First, I want to say that Burke, I am glad you found the blog!!
These last two weeks, I have been living in Chongwe, Zambia. I am staying with a host-family and also another volunteer. My host family consists of a mother, Judith, and her son Jono. Jono is about 15 years old and a little quiet. He may not know a lot of English though which would explain his quietness because I don't know much Lunda (my language to learn) yet. I am getting there though. I had my first full Lunda spoken exchange today. That made me feel really good about where I am in the language skills. My host mom, Judith, is a wonderful lady. The Peace Corps has it set up to where we don't have to do a whole lot around the house just yet, that comes in a couple weeks I believe. So, she does the cooking and dishes and Jono gets our water for both bathing and drinking. It is nice not having to do those things but at the same time I feel like they believe we are helpless. So I may jump into the grind of things a little sooner then the PC would like. Chongwe is a beautiful place to see. The sunrise and sunsets are amazingly beautiful. I have a ton of pictures of both. The sky at night is another site to see. Upon the billion stars that are always out, you can also see the Milky-Way. Yes, I have pictures of that too :)

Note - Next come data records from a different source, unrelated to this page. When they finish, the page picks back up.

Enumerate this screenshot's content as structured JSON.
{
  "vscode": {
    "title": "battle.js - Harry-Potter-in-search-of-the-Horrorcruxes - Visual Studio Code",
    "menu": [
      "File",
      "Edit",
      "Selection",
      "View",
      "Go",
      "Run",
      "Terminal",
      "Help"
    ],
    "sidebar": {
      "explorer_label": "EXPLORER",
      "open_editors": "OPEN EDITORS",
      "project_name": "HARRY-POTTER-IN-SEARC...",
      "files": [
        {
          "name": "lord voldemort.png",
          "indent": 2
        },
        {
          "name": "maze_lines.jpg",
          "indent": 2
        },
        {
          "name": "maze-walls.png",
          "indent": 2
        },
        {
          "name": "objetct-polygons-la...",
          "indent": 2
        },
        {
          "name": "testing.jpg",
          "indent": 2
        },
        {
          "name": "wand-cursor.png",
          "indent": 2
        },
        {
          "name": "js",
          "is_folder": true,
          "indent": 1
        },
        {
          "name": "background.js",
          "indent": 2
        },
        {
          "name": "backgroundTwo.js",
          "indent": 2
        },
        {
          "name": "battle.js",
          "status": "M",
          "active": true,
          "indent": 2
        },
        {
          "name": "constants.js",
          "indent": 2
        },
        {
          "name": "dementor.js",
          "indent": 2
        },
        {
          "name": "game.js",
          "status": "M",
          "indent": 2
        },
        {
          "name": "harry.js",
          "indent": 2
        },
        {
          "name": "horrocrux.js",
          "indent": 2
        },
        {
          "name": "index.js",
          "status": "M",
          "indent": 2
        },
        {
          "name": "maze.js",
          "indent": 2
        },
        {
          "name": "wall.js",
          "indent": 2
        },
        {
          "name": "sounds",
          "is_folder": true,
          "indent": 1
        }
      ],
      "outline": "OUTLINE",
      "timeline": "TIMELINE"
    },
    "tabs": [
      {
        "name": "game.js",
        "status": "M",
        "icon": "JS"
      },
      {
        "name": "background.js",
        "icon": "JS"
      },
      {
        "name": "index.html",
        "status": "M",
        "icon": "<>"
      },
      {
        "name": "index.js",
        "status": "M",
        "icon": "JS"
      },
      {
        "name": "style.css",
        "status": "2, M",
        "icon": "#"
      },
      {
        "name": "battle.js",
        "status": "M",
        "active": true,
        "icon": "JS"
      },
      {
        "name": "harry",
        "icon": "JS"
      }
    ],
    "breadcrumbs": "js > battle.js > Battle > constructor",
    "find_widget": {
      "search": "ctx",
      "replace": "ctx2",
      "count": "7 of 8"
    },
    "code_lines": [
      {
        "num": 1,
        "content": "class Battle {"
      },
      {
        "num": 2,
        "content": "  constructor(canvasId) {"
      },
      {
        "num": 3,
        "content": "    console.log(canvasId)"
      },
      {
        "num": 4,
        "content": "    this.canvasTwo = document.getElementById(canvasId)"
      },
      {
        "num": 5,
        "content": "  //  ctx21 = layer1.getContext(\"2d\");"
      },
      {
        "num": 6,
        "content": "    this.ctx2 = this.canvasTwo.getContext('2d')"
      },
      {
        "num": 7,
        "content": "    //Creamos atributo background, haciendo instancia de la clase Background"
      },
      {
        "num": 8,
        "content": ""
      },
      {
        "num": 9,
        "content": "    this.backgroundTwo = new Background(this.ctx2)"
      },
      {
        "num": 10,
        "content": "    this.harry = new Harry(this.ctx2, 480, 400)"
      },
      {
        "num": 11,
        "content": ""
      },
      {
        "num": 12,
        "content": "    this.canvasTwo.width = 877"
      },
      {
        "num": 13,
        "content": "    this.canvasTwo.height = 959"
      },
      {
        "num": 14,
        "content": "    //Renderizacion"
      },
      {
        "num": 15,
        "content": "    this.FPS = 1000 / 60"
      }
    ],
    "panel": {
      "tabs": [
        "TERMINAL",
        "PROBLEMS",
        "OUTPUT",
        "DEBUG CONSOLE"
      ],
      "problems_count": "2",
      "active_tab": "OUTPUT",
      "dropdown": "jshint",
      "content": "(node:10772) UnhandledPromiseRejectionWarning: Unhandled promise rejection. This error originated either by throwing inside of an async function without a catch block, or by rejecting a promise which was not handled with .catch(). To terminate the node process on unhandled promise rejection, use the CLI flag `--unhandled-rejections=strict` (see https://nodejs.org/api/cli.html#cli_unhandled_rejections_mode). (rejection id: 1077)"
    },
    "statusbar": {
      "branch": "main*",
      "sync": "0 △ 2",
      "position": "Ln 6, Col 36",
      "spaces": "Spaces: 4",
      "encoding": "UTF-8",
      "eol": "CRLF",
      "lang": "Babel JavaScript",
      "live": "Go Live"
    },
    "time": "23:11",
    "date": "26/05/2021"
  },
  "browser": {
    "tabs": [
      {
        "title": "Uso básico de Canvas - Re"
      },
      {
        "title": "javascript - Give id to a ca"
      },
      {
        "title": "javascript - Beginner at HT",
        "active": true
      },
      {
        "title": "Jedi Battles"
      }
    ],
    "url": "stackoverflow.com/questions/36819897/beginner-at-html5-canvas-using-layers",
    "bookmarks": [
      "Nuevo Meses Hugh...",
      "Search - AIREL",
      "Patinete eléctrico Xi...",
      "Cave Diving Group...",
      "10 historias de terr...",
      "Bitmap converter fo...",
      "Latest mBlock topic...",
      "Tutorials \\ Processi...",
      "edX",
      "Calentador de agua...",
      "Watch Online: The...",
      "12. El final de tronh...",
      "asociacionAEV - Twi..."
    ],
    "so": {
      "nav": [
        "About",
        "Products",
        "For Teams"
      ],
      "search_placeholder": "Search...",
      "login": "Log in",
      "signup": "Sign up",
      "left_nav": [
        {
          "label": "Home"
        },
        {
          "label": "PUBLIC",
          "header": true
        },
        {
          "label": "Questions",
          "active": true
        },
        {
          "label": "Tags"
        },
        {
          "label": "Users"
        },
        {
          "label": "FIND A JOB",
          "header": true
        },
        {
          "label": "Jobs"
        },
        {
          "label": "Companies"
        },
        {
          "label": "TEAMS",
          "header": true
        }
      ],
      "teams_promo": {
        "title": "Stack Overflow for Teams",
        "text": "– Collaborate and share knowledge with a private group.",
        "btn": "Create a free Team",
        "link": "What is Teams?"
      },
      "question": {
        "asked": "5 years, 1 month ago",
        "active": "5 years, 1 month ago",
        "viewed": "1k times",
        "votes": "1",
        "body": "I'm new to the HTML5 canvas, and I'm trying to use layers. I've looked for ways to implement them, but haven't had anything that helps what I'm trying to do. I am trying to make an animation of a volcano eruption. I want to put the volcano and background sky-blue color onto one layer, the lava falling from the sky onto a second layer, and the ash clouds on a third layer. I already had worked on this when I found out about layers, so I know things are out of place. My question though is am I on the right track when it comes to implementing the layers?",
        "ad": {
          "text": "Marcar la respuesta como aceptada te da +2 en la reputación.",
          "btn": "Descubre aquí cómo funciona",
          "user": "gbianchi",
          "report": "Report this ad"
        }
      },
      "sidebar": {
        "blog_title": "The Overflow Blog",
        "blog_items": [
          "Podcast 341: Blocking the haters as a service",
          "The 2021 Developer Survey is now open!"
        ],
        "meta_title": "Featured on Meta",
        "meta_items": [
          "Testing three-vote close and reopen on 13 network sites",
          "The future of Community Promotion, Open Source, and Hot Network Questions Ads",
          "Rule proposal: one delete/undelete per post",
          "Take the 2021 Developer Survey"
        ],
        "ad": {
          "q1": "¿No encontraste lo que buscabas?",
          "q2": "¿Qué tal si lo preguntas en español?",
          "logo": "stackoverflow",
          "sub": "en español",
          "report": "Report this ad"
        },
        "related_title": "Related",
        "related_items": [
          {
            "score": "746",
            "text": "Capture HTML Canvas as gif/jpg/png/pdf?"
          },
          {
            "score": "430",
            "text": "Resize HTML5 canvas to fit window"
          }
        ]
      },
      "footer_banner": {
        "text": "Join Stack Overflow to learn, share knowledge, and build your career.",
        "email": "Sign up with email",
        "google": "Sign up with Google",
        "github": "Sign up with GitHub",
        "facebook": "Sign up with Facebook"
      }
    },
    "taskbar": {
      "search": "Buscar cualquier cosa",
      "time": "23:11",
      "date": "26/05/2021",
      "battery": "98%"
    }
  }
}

The food out here has been a big surprise. Nshima (please google) is not very good, but they say I will come to love it. I disagree. But, Nshima is served at every meal except breakfast so I hope to come to love it soon. That is were the bad ends. Every night I am served either fish, beef, goat or chicken supplemented with two of either cabbage, spinach, rice, beans, soup or fritters (fried bread). Lunch is usually a pasta or rice dish with regular bread or soup. Oh, last night I had sausage. Breakfast has been boiled or scrambled eggs, the classic PB&J, or fritters. All meals are followed by "tea" which is either coffee (my favorite), tea, or hot chocolate. It is Lunda culture to not have anything to drink while eating. That is super hard to accomplish when eating nshima, but I have not broke tradition.
THE AMAZING GROUP OF PEOPLE!!!
Although we have already lost four people to ET (Early Termination) I can say that I have 54 amazing friends here with me in Zambia. A few of us have decided to make a new tradition among our group by having cut-off chitanga Thursdays where we have a fabric "chitanga" made into a shirt with no sleeves and Bichi Fridays (fresh friday), where we dress in our Sunday best. We are currently looking for other ideas for the other days of the week lol. The other volunteers are from all walks of life in America and not one is from FL. I have come closer to a few people that are going to be in the Northwest Provence with me for the two years of service, but everyone has every ones phone numbers too. I don't think we have a single outcast in our entire group. I would actually be upset if any of the 54 that are left decided to quit. Our youngest volunteer is 21 y/o Leigh, she is from Cali. Our oldest is 62 y/o Cheng, from Washington. My NWP group consists of Jack from Idaho, Michelle from Washington, and Hunter from Rhode Island. Let me just say this, my language group (Jack, Michelle, and Hunter) are freaking hilarious. I can't tell you how many times I have cracked up laughing in class. Our teacher is always right there laughing as well though.
On to the story I have told 20 times... My boy Will was definitely feeling this girl one night and flirting with her. They were talking about scars and other things about each other when Will decides to take his short sleeve shirt completely off to show her a scar that was literally by his armpit but still on his arm. Mara (a volunteer) and myself busted out laughing when he did this. I was wearing a snap-up shirt and proceeded to rip it open while saying "Mara, check out my scar" all while pointing to my calf... Just to show how pointless it was for Will to take of his shirt when showing the girl his scar. Mara and I as well as 10 other people in the room are now ALL laughing. That is just a little info on the great people that I am sharing this experience with in Zambia.
I have had such a great time out here so far and I hope everything continues to go this way. I will write again when I can, but I don't know how long it will be from now. I hope everyone is doing great back in the States and remember, always write me letters because other PCV's say that is what gets you through the rough days. I love and miss all of you